[Stored data]
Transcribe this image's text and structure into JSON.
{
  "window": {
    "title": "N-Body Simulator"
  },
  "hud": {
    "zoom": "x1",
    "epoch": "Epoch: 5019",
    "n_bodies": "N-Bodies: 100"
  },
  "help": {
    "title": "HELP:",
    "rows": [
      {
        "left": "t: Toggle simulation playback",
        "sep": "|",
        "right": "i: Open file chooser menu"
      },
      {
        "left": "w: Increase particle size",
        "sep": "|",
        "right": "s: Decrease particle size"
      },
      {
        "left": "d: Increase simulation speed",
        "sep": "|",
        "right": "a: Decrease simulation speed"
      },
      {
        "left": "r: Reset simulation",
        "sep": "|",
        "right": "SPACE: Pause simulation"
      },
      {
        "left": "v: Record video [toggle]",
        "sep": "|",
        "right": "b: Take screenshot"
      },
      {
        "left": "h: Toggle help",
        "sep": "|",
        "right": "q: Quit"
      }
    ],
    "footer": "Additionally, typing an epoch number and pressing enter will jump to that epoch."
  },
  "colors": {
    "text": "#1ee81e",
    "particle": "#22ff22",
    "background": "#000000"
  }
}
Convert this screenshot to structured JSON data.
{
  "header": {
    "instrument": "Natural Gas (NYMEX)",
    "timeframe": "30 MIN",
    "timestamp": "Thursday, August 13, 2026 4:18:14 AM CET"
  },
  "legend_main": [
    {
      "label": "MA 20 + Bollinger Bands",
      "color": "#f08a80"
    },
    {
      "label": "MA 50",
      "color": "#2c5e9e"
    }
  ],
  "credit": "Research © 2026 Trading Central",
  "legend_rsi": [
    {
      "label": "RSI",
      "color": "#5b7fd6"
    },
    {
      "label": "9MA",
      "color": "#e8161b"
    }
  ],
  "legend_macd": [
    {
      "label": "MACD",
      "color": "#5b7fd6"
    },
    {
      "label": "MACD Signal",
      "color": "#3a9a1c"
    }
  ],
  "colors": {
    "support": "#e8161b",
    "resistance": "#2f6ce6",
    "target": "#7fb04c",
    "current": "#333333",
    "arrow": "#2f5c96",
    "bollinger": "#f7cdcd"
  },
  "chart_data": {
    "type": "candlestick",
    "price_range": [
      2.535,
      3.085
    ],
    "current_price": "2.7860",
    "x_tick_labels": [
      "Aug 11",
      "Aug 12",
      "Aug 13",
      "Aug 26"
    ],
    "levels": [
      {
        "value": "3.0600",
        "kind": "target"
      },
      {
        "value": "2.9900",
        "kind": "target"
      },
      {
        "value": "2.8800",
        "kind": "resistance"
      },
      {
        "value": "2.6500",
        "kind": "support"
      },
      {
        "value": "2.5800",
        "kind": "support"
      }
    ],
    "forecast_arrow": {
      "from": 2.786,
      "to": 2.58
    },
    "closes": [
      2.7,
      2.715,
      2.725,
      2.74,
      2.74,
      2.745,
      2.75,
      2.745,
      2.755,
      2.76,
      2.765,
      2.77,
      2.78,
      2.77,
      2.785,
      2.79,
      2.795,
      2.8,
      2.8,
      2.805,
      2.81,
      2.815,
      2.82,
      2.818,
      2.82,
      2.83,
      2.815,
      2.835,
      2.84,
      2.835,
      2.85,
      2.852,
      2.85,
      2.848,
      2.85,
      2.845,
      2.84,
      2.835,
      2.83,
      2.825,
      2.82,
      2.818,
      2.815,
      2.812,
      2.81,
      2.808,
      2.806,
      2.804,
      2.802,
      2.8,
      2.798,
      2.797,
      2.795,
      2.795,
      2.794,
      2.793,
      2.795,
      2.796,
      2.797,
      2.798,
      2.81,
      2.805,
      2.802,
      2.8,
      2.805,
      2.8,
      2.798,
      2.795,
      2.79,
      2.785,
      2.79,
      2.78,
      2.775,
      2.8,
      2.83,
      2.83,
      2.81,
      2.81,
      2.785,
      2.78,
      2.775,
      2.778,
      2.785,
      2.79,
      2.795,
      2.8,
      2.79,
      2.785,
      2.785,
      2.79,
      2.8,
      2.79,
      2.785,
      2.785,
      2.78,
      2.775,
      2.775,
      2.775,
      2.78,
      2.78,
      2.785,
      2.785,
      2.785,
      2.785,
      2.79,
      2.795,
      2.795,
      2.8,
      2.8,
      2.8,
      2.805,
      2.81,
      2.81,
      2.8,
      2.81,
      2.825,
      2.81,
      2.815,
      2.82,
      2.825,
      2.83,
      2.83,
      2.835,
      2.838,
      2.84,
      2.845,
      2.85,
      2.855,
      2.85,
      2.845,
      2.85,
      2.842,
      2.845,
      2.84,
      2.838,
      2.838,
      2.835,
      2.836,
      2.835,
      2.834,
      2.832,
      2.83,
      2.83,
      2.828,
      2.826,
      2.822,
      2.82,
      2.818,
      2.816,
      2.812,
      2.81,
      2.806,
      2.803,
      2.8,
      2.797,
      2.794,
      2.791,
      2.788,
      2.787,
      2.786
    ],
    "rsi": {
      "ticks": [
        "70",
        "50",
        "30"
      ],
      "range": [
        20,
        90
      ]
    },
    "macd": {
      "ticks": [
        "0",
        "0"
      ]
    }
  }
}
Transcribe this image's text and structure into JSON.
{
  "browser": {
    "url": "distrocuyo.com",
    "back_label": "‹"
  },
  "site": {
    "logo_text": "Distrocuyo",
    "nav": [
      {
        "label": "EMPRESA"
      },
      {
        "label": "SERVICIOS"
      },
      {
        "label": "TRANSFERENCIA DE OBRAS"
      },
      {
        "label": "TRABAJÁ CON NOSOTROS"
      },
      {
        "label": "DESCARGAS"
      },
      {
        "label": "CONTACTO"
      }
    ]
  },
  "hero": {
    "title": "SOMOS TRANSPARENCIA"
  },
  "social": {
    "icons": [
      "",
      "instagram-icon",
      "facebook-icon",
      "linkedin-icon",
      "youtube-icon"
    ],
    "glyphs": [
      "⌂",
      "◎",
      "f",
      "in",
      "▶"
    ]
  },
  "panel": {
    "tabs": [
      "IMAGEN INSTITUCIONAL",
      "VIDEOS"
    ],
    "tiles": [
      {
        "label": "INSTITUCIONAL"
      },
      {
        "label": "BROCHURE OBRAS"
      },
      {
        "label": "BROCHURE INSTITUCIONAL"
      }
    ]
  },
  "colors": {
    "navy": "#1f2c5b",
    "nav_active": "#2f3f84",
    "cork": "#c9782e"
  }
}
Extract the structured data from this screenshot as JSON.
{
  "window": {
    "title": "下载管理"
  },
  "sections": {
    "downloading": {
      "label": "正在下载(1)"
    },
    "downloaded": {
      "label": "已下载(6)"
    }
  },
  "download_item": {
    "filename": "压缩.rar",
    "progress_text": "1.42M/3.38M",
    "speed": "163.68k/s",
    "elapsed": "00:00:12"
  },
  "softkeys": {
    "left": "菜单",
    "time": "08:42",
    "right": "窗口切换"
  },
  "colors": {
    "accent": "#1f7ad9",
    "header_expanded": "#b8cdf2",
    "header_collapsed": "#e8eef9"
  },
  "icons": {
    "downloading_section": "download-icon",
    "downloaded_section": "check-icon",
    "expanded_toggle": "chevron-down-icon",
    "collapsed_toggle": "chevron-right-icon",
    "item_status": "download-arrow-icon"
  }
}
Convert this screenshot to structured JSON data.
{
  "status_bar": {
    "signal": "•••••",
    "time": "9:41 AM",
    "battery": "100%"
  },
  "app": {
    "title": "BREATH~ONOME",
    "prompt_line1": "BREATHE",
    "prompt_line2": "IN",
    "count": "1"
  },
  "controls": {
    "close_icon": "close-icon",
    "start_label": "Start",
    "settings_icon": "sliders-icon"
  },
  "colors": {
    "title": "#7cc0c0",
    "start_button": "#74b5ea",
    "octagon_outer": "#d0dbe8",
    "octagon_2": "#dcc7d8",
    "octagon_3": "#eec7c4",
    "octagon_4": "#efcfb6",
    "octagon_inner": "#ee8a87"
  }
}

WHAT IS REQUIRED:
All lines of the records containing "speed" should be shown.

SOLUTION BELOW:
        "left": "d: Increase simulation speed",
        "right": "a: Decrease simulation speed"
    "speed": "163.68k/s",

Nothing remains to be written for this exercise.